Goa’s claim to fame is definitely its beaches, food, drink, and nightlife. But not everyone that comes to Goa is only interested in these. There are a lot of people that come to soak up Goa’s history and culture. While a lot of landmark buildings from history still exist, the artifacts that were once housed in them have either been lost or now reside in museums. Goa has the Goa State Museum and the Museum of Christian Art which showcase an immense number of artifacts from it’s long and illustrious history and culture. Additionally, there is yet another museum, the Pilar Seminary Museum, high up on a hill, some 12 kilometers from Panjim that also holds a lot of interesting artifacts.
Pilar Seminary Museum is said to be one of Goa’s best-maintained museums
The village of Pilar is approximately 12 km south of Panjim. At one point in history, Pilar, along with villages like Goa-Velha, Agassaim, Santan, Batim, Gauxi, Curca, and Gavallimolla (the Kadamba plateau) were part of the mighty Kadamba dynasty.
Through the ages, Goa was ruled over by different dynasties following a multitude of religions. And so, the artifacts housed in the Pilar Seminary Museum have managed to capture the rich communal harmony of the time. There are unique artifacts that have been discovered on the Pilar hillock and surrounding areas. These pertain to not just the Hindu religion but even Buddhism, Jainism, Christianity, Islam.
There is much to see in this small but well-maintained museum. The museum is divided into three sections: Pre-Portuguese Govapuri; Pilar under Capuchos; and recent Carmelites and Pilar collections.

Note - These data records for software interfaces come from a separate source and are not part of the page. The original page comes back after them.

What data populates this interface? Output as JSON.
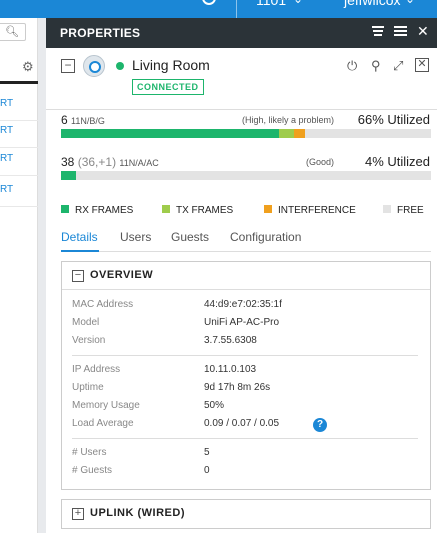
{
  "topbar": {
    "site": "1101",
    "user": "jeffwilcox"
  },
  "left": {
    "search_icon": "search-icon",
    "rows": [
      "RT",
      "RT",
      "RT",
      "RT"
    ]
  },
  "panel": {
    "title": "PROPERTIES"
  },
  "device": {
    "name": "Living Room",
    "status": "CONNECTED",
    "status_color": "#1db56c"
  },
  "radios": [
    {
      "channel": "6",
      "band": "11N/B/G",
      "sub": "",
      "note": "(High, likely a problem)",
      "utilization": "66% Utilized",
      "rx_pct": 59,
      "tx_pct": 4,
      "interference_pct": 3
    },
    {
      "channel": "38",
      "band": "11N/A/AC",
      "sub": "(36,+1)",
      "note": "(Good)",
      "utilization": "4% Utilized",
      "rx_pct": 4,
      "tx_pct": 0,
      "interference_pct": 0
    }
  ],
  "legend": [
    {
      "label": "RX FRAMES",
      "color": "#1db56c"
    },
    {
      "label": "TX FRAMES",
      "color": "#9fcc4c"
    },
    {
      "label": "INTERFERENCE",
      "color": "#f0a01e"
    },
    {
      "label": "FREE",
      "color": "#e3e3e3"
    }
  ],
  "tabs": [
    "Details",
    "Users",
    "Guests",
    "Configuration"
  ],
  "overview": {
    "title": "OVERVIEW",
    "group1": [
      {
        "key": "MAC Address",
        "value": "44:d9:e7:02:35:1f"
      },
      {
        "key": "Model",
        "value": "UniFi AP-AC-Pro"
      },
      {
        "key": "Version",
        "value": "3.7.55.6308"
      }
    ],
    "group2": [
      {
        "key": "IP Address",
        "value": "10.11.0.103"
      },
      {
        "key": "Uptime",
        "value": "9d 17h 8m 26s"
      },
      {
        "key": "Memory Usage",
        "value": "50%"
      },
      {
        "key": "Load Average",
        "value": "0.09 / 0.07 / 0.05"
      }
    ],
    "group3": [
      {
        "key": "# Users",
        "value": "5"
      },
      {
        "key": "# Guests",
        "value": "0"
      }
    ],
    "help_glyph": "?"
  },
  "uplink": {
    "title": "UPLINK (WIRED)"
  }
}
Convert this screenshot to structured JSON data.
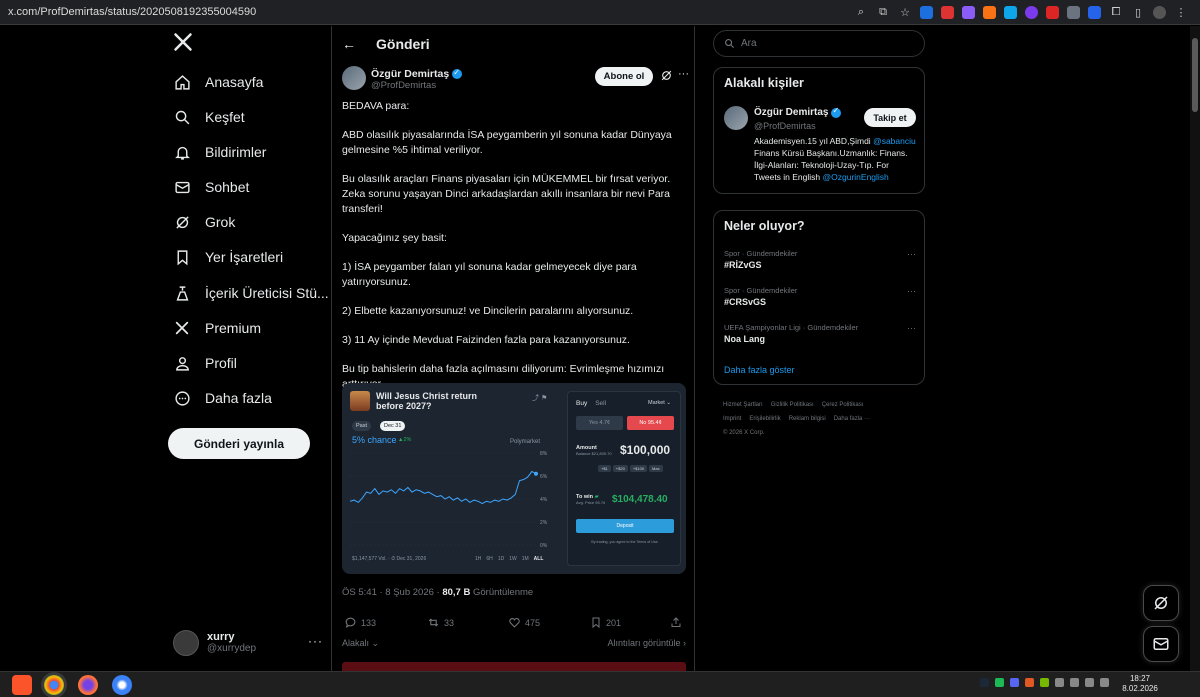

It showcases stone sculptures and artifacts as well as paintings on wood and canvas. There are carved wooden statues and handwritten manuscripts. It is also well known for its treasures of gold, silver, pottery, ivory pieces and rare postage stamps.
For more information on some of the artifacts and other pieces in the museum, check out this link.
Getting to the Pilar Seminary Museum
It’s easy to drive to Pilar. This pretty village is located on the old highway to Margao. Once you cross Siridao, take the inside road to Goa Velha. As soon as you cross Goa Velha, you come to a slight fork in the road. Do not go to the right but instead look for a small turning on the left. This is a winding road that heads up the hill upon which the Pilar Seminary Museum sits.